By Christie Long
Nearly 100 breeds of dogs are recognized to have congenital deafness, meaning a defect that has been present since birth.
Dalmatians, bull terriers and Australian cattle dogs are overrepresented. Cats can be deaf from birth but exactly which breeds are predisposed is less understood. Deafness in either species seems to be linked with white coats and/or blue eyes but not always.
An animal can be deaf in one or both ears, but we often don’t pick up on any deficiency in those that are deaf in just one ear.
Deafness in dogs is more quickly recognizable since we expect them to respond to the sound of our voice or loud noises.
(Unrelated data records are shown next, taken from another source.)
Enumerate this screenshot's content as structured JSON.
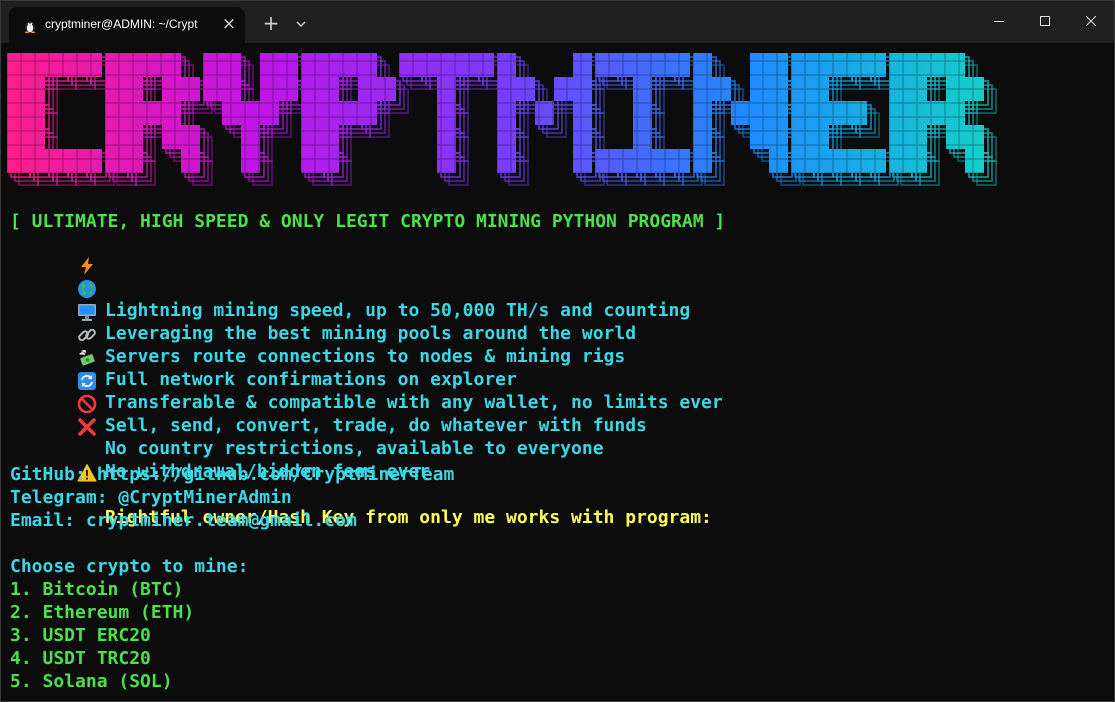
{
  "window": {
    "tab_title": "cryptminer@ADMIN: ~/Crypt",
    "tab_close": "×",
    "new_tab": "+"
  },
  "banner_text": "CRYPTMINER",
  "colors": {
    "heading": "#4be14a",
    "text": "#3ad7e6",
    "warning": "#ffff55",
    "banner_gradient": [
      "#ff1e8c",
      "#c015e6",
      "#7a3cff",
      "#1e8cff",
      "#14d2c8"
    ]
  },
  "terminal": {
    "heading": "[ ULTIMATE, HIGH SPEED & ONLY LEGIT CRYPTO MINING PYTHON PROGRAM ]",
    "features": [
      {
        "icon": "lightning-icon",
        "text": "Lightning mining speed, up to 50,000 TH/s and counting"
      },
      {
        "icon": "globe-icon",
        "text": "Leveraging the best mining pools around the world"
      },
      {
        "icon": "computer-icon",
        "text": "Servers route connections to nodes & mining rigs"
      },
      {
        "icon": "link-icon",
        "text": "Full network confirmations on explorer"
      },
      {
        "icon": "money-wings-icon",
        "text": "Transferable & compatible with any wallet, no limits ever"
      },
      {
        "icon": "arrows-cycle-icon",
        "text": "Sell, send, convert, trade, do whatever with funds"
      },
      {
        "icon": "no-entry-icon",
        "text": "No country restrictions, available to everyone"
      },
      {
        "icon": "cross-mark-icon",
        "text": "No withdrawal/hidden fees ever"
      }
    ],
    "warning": {
      "icon": "warning-icon",
      "text": "Rightful owner/Hash Key from only me works with program:"
    },
    "contacts": [
      "GitHub: https://github.com/CryptMinerTeam",
      "Telegram: @CryptMinerAdmin",
      "Email: cryptminer.team@gmail.com"
    ],
    "prompt": "Choose crypto to mine:",
    "options": [
      "1. Bitcoin (BTC)",
      "2. Ethereum (ETH)",
      "3. USDT ERC20",
      "4. USDT TRC20",
      "5. Solana (SOL)"
    ]
  }
}
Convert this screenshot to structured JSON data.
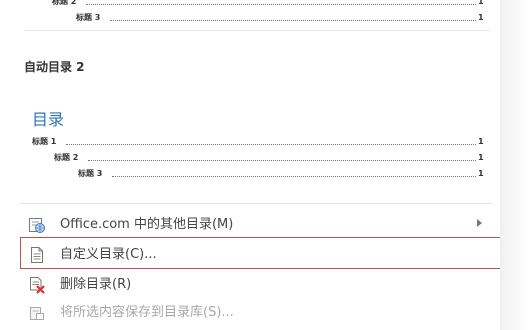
{
  "toc_top": {
    "rows": [
      {
        "label": "标题 2",
        "page": "1"
      },
      {
        "label": "标题 3",
        "page": "1"
      }
    ]
  },
  "auto_toc_2": {
    "title": "自动目录 2",
    "heading": "目录",
    "rows": [
      {
        "label": "标题 1",
        "page": "1"
      },
      {
        "label": "标题 2",
        "page": "1"
      },
      {
        "label": "标题 3",
        "page": "1"
      }
    ]
  },
  "menu": {
    "more_toc": "Office.com 中的其他目录(M)",
    "custom_toc": "自定义目录(C)...",
    "remove_toc": "删除目录(R)",
    "save_selection": "将所选内容保存到目录库(S)..."
  }
}
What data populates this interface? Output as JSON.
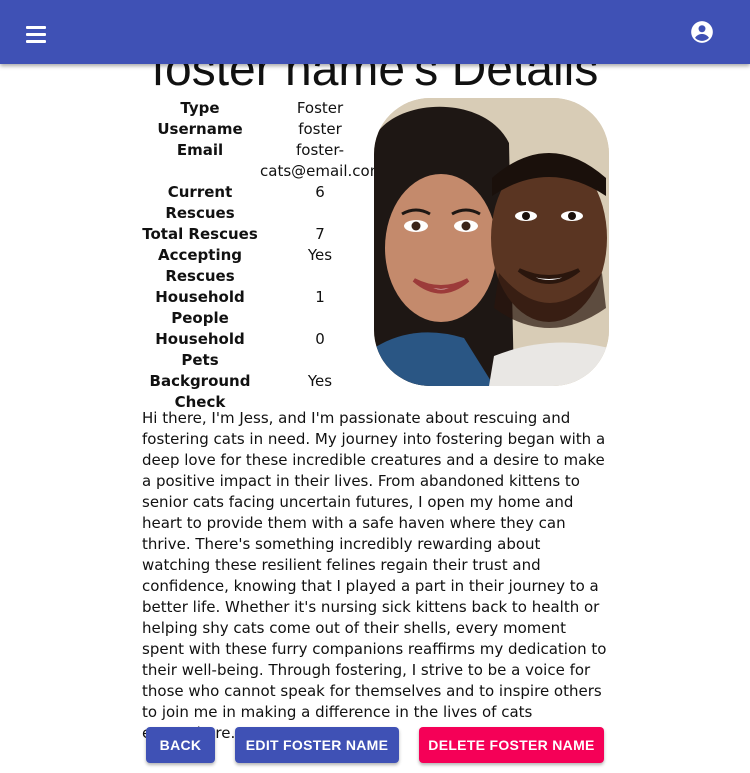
{
  "header": {
    "menu_icon": "menu-icon",
    "account_icon": "account-circle-icon",
    "bar_color": "#3f51b5"
  },
  "page": {
    "title": "foster name's Details"
  },
  "details": [
    {
      "label": "Type",
      "value": "Foster"
    },
    {
      "label": "Username",
      "value": "foster"
    },
    {
      "label": "Email",
      "value": "foster-cats@email.com"
    },
    {
      "label": "Current Rescues",
      "value": "6"
    },
    {
      "label": "Total Rescues",
      "value": "7"
    },
    {
      "label": "Accepting Rescues",
      "value": "Yes"
    },
    {
      "label": "Household People",
      "value": "1"
    },
    {
      "label": "Household Pets",
      "value": "0"
    },
    {
      "label": "Background Check",
      "value": "Yes"
    }
  ],
  "bio": "Hi there, I'm Jess, and I'm passionate about rescuing and fostering cats in need. My journey into fostering began with a deep love for these incredible creatures and a desire to make a positive impact in their lives. From abandoned kittens to senior cats facing uncertain futures, I open my home and heart to provide them with a safe haven where they can thrive. There's something incredibly rewarding about watching these resilient felines regain their trust and confidence, knowing that I played a part in their journey to a better life. Whether it's nursing sick kittens back to health or helping shy cats come out of their shells, every moment spent with these furry companions reaffirms my dedication to their well-being. Through fostering, I strive to be a voice for those who cannot speak for themselves and to inspire others to join me in making a difference in the lives of cats everywhere.",
  "actions": {
    "back_label": "BACK",
    "edit_label": "EDIT FOSTER NAME",
    "delete_label": "DELETE FOSTER NAME",
    "primary_color": "#3f51b5",
    "danger_color": "#f50057"
  }
}
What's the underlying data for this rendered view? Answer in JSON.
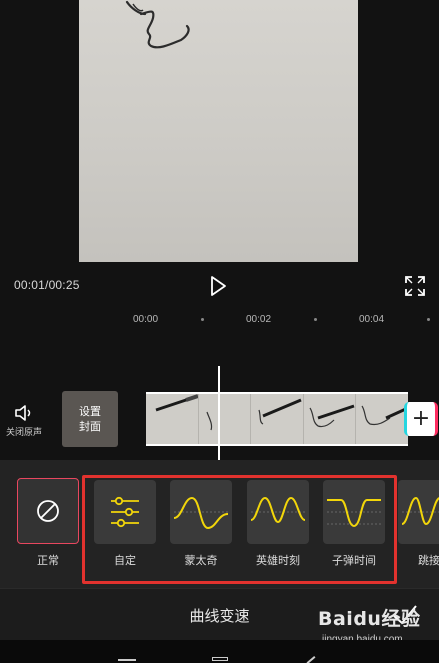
{
  "player": {
    "current_time": "00:01",
    "total_time": "00:25",
    "time_display": "00:01/00:25"
  },
  "ruler": {
    "marks": [
      "00:00",
      "00:02",
      "00:04"
    ]
  },
  "timeline": {
    "mute_label": "关闭原声",
    "cover_label": "设置封面",
    "add_clip": "+"
  },
  "speed_presets": [
    {
      "label": "正常",
      "icon": "prohibit-icon",
      "selected": true
    },
    {
      "label": "自定",
      "icon": "sliders-icon",
      "selected": false
    },
    {
      "label": "蒙太奇",
      "icon": "curve-montage-icon",
      "selected": false
    },
    {
      "label": "英雄时刻",
      "icon": "curve-hero-icon",
      "selected": false
    },
    {
      "label": "子弹时间",
      "icon": "curve-bullet-icon",
      "selected": false
    },
    {
      "label": "跳接",
      "icon": "curve-jump-icon",
      "selected": false
    }
  ],
  "panel": {
    "title": "曲线变速"
  },
  "watermark": {
    "logo": "Baidu经验",
    "url": "jingyan.baidu.com"
  },
  "colors": {
    "curve_yellow": "#f2d60a",
    "selected_border": "#e8475f",
    "annotation_red": "#e2322e"
  }
}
Since humans as well as the world at large are frequently ignored by cats, it’s a little tougher to tell when they can’t hear. In either case, deaf animals should never be bred, since the trait will be passed down to subsequent generations.
The only completely accurate way to determine if a dog is deaf in one or both ears is to perform a Brainstem Auditory Evoked Response (BAER) hearing test. The test uses a computer to record the electrical activity of the brain in response to sound stimulation. Since the BAER test was developed for use in humans, it does not measure the full range of canine hearing. But enough data can be gathered to determine if the dog can hear within the normal human range.
The CSU Veterinary Teaching Hospital can perform this test to determine if an animal is deaf in one or both ears.
Dogs that are deaf from birth can be trained to respond to hand signals and still be wonderful pets. The trick to training them is getting their attention so they can look to you for a signal. Vibrating collars often are used to train these animals. The dog is taught that when it feels a vibration from the collar it should look to its owner.
Dogs and cats can have acquired deafness, meaning they become deaf later in life. Causes of acquired deafness include chronic ear infections, noise trauma, certain drugs used in topical ear preparations, geriatric changes and rarely general anesthesia. Dogs with acquired deafness also can be trained to respond to hand signals.
It’s important to remember deaf animals need to be protected from dangers that would give auditory cues to a hearing animal, such as oncoming cars. Children need to be instructed on how to approach a deaf animal so they do not startle it.
The website lsu.edu/deafness/deaf.htm is maintained by the school of veterinary medicine at Louisiana State University and is an excellent resource about congenital and acquired deafness in dogs and cats.
Helpful tips on training deaf dogs can be found at www.deafdogs.com.
Christie Long is a veterinarian at the VCA Animal Hospital in Fort Collins, CO. Long left her job in software sales in 2000 to travel for 13 months. Along the way, she was touched by the plight of the animals she saw and somewhere in the Nepalese Himalayas she vowed to return to school to become a veterinarian. While she often finds end-of-life situations heart-wrenching, she considers herself blessed to be called upon as a trusted advisor to families during difficult times. Dr. Long’s family includes her husband and travel partner, Wiley, their 5-year-old son, Wiley IV, their dogs Pancake and Gizmo and cats Sneaky and Sidh.